AIM OF THE EXERCISE: The entries are to be output once more, word for word.

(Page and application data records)

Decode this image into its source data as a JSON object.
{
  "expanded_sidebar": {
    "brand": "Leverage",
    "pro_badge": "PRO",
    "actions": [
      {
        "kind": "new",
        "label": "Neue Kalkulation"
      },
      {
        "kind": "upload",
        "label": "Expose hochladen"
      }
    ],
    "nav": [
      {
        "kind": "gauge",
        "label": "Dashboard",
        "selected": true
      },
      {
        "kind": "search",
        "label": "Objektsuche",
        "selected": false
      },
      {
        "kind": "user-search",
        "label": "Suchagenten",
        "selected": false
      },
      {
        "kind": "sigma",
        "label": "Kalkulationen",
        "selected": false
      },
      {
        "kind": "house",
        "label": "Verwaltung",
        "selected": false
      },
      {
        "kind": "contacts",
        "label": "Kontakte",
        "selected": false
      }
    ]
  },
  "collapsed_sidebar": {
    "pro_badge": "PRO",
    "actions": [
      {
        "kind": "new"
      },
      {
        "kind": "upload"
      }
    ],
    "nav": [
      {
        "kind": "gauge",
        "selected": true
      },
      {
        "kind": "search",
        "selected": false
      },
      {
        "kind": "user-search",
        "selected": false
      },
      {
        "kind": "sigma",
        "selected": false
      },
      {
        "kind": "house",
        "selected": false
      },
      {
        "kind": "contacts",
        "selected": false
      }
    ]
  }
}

TASK SOLUTION:
Decode this image into its source data as a JSON object.
{
  "expanded_sidebar": {
    "brand": "Leverage",
    "pro_badge": "PRO",
    "actions": [
      {
        "kind": "new",
        "label": "Neue Kalkulation"
      },
      {
        "kind": "upload",
        "label": "Expose hochladen"
      }
    ],
    "nav": [
      {
        "kind": "gauge",
        "label": "Dashboard",
        "selected": true
      },
      {
        "kind": "search",
        "label": "Objektsuche",
        "selected": false
      },
      {
        "kind": "user-search",
        "label": "Suchagenten",
        "selected": false
      },
      {
        "kind": "sigma",
        "label": "Kalkulationen",
        "selected": false
      },
      {
        "kind": "house",
        "label": "Verwaltung",
        "selected": false
      },
      {
        "kind": "contacts",
        "label": "Kontakte",
        "selected": false
      }
    ]
  },
  "collapsed_sidebar": {
    "pro_badge": "PRO",
    "actions": [
      {
        "kind": "new"
      },
      {
        "kind": "upload"
      }
    ],
    "nav": [
      {
        "kind": "gauge",
        "selected": true
      },
      {
        "kind": "search",
        "selected": false
      },
      {
        "kind": "user-search",
        "selected": false
      },
      {
        "kind": "sigma",
        "selected": false
      },
      {
        "kind": "house",
        "selected": false
      },
      {
        "kind": "contacts",
        "selected": false
      }
    ]
  }
}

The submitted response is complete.